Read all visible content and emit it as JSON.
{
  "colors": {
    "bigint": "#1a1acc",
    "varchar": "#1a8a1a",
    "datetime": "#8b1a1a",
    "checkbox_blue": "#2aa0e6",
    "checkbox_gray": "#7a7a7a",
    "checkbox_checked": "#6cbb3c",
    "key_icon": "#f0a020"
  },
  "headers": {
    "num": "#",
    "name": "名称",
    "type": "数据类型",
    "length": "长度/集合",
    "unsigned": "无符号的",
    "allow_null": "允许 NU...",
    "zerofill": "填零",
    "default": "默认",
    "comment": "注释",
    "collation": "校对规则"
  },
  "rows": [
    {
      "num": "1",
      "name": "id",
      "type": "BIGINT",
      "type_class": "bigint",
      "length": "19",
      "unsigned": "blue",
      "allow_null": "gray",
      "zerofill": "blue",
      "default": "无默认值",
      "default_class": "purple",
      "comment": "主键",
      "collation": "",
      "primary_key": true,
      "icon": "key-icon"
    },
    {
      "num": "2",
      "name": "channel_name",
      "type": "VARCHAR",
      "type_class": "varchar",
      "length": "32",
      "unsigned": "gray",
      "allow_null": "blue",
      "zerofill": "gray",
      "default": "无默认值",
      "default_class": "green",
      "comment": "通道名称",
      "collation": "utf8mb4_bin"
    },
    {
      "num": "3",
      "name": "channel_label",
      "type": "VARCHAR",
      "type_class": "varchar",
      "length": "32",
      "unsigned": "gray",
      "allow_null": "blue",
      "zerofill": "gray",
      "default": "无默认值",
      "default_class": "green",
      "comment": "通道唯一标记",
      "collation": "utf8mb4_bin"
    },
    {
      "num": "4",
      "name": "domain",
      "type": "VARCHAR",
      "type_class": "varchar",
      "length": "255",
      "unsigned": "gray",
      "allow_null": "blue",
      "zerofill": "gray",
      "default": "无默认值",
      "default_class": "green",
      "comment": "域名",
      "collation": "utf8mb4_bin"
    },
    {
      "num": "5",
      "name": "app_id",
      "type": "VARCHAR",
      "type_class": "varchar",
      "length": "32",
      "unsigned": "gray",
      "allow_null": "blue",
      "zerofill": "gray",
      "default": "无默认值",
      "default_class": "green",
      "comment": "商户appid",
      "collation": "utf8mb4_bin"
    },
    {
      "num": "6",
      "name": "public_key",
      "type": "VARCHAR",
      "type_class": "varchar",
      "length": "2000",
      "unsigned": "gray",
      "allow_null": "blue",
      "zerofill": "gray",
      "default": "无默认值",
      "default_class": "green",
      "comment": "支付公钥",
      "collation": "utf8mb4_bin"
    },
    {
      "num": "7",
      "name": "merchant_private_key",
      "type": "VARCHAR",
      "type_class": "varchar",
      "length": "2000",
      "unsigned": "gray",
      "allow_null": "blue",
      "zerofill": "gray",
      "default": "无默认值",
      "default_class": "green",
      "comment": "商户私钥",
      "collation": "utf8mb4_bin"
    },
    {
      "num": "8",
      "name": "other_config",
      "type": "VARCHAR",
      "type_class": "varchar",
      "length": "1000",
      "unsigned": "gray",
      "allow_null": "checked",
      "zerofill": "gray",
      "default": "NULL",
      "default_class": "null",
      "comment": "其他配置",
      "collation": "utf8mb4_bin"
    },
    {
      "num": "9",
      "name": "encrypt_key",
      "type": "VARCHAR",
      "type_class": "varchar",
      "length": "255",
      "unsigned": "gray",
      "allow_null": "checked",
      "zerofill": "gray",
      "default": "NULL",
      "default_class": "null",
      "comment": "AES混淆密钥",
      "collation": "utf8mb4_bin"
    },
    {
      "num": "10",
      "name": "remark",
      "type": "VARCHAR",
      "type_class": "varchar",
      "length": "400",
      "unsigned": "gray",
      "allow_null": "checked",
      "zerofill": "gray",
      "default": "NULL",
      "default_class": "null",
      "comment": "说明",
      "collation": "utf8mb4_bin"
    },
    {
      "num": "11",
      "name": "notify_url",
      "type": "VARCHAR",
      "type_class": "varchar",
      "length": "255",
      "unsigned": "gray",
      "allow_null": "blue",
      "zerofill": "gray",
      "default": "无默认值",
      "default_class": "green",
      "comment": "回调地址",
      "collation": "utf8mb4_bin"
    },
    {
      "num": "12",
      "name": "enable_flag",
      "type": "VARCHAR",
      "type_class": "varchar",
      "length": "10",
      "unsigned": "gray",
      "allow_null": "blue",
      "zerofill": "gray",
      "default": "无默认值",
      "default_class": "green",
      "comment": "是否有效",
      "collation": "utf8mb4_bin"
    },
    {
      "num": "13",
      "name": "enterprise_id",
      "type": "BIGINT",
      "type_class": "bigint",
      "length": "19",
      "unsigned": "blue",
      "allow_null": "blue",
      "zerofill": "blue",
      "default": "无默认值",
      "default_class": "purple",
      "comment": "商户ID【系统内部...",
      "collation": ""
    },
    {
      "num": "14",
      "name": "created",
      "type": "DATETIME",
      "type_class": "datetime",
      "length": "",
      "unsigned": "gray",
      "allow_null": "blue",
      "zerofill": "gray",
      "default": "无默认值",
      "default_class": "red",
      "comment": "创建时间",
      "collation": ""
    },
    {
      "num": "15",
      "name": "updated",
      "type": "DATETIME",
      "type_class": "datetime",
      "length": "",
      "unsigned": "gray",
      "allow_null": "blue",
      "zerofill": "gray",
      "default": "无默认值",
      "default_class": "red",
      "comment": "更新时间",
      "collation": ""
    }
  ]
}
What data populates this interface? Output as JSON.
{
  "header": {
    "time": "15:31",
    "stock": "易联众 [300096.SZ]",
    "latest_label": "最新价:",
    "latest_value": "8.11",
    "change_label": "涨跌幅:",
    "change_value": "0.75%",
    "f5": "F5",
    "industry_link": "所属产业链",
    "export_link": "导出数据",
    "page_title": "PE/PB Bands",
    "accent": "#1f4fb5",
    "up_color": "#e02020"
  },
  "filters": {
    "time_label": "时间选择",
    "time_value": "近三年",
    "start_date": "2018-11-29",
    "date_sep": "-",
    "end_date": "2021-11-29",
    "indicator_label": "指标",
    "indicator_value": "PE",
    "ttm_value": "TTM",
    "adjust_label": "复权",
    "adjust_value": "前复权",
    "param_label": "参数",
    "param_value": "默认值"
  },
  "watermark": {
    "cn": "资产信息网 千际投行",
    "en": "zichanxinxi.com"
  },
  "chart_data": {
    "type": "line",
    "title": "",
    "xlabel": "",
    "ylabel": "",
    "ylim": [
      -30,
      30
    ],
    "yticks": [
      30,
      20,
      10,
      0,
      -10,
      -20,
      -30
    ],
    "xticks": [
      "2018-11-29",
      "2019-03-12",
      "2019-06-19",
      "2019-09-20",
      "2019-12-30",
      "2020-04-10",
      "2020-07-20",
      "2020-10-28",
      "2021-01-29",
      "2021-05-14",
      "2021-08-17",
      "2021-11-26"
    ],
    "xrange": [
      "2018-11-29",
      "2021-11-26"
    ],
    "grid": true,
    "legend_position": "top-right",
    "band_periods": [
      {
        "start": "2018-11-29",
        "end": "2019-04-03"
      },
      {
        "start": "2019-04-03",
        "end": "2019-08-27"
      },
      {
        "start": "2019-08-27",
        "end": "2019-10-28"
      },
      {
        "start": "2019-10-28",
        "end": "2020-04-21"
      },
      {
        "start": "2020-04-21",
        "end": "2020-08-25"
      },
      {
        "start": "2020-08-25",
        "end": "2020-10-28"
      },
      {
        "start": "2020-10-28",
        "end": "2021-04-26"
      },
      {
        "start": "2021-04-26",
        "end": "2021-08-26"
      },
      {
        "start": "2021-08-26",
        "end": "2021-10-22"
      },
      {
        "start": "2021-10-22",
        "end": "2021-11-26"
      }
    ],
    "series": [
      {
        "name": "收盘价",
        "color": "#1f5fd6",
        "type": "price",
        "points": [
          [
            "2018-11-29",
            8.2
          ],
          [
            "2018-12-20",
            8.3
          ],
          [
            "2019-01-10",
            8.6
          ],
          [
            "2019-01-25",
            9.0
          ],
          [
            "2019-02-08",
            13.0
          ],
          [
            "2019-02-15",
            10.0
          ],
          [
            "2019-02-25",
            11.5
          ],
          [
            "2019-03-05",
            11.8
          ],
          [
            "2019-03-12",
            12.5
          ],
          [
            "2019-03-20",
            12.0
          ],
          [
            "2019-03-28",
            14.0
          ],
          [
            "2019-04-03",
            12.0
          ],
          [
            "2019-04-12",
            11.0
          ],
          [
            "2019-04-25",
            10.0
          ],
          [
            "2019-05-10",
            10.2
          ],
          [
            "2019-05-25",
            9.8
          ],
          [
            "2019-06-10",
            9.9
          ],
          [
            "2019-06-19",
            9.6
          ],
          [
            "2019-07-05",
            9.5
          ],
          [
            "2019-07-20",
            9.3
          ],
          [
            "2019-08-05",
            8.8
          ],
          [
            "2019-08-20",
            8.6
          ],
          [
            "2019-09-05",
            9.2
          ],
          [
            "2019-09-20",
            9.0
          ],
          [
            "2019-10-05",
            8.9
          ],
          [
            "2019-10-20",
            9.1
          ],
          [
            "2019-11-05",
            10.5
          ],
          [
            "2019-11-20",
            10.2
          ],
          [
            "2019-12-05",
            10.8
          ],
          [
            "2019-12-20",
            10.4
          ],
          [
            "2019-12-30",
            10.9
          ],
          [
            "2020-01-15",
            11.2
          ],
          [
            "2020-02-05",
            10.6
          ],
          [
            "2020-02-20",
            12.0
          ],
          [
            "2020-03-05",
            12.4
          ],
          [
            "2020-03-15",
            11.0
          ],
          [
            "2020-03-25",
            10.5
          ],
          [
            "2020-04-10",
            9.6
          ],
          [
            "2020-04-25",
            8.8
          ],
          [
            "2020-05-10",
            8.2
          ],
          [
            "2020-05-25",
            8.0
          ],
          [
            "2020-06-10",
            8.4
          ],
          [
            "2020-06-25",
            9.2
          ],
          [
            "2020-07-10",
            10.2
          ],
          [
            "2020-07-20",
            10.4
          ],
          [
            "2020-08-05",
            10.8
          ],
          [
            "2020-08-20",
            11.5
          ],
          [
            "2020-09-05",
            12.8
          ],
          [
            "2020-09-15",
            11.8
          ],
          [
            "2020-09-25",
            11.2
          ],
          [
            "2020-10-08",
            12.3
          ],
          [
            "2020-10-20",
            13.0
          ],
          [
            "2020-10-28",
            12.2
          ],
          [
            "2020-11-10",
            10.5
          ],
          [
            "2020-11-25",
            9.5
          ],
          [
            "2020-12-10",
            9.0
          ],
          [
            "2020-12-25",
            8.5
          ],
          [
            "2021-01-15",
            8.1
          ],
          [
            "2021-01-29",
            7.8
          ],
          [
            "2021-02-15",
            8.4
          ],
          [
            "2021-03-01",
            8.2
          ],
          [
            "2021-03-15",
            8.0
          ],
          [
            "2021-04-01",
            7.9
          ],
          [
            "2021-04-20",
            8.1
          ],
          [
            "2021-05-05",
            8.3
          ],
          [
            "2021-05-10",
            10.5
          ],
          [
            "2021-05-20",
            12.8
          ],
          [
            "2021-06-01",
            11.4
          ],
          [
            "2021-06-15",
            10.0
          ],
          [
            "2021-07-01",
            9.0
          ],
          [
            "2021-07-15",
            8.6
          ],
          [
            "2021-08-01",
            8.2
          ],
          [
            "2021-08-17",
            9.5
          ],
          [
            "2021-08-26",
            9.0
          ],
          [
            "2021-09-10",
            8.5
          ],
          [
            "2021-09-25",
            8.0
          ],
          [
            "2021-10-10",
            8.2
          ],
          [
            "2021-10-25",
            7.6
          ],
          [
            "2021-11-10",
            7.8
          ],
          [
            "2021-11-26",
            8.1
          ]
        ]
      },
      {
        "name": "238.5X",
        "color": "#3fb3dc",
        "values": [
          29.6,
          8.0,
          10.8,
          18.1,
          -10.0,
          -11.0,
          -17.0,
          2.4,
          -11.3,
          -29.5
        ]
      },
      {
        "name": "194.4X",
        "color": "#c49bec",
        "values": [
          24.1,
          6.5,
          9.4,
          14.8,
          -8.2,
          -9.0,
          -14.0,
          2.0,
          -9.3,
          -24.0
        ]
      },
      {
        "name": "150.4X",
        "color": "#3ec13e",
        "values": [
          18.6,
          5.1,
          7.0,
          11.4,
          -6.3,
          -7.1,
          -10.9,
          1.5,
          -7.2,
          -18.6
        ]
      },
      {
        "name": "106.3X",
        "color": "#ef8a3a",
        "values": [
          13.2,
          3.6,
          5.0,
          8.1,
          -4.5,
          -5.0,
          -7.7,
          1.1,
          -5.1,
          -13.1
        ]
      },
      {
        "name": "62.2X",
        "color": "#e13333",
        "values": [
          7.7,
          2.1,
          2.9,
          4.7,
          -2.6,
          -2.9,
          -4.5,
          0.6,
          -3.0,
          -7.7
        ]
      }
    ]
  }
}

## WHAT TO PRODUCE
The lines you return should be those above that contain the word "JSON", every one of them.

## FINAL ANSWER
Read all visible content and emit it as JSON.
What data populates this interface? Output as JSON.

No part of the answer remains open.